■ **TASK INSTRUCTIONS**
Across the entries below, work out how many lines contain "paint". Please give the number only.

■ **LISTED ENTRIES**
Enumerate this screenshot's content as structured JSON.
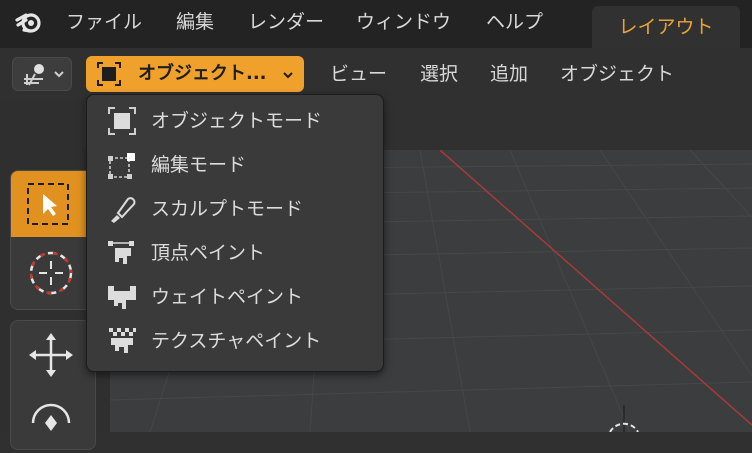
{
  "menubar": {
    "items": [
      "ファイル",
      "編集",
      "レンダー",
      "ウィンドウ",
      "ヘルプ"
    ],
    "workspace_tab": "レイアウト"
  },
  "header": {
    "mode_selector_label": "オブジェクト...",
    "menus": [
      "ビュー",
      "選択",
      "追加",
      "オブジェクト"
    ]
  },
  "mode_dropdown": {
    "items": [
      {
        "label": "オブジェクトモード",
        "icon": "object-mode-icon"
      },
      {
        "label": "編集モード",
        "icon": "edit-mode-icon"
      },
      {
        "label": "スカルプトモード",
        "icon": "sculpt-mode-icon"
      },
      {
        "label": "頂点ペイント",
        "icon": "vertex-paint-icon"
      },
      {
        "label": "ウェイトペイント",
        "icon": "weight-paint-icon"
      },
      {
        "label": "テクスチャペイント",
        "icon": "texture-paint-icon"
      }
    ]
  },
  "colors": {
    "accent": "#f0a12c",
    "topbar": "#232323",
    "viewport": "#3b3d3f",
    "x_axis": "#a83a3a"
  }
}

■ **WRITTEN ANSWER**
3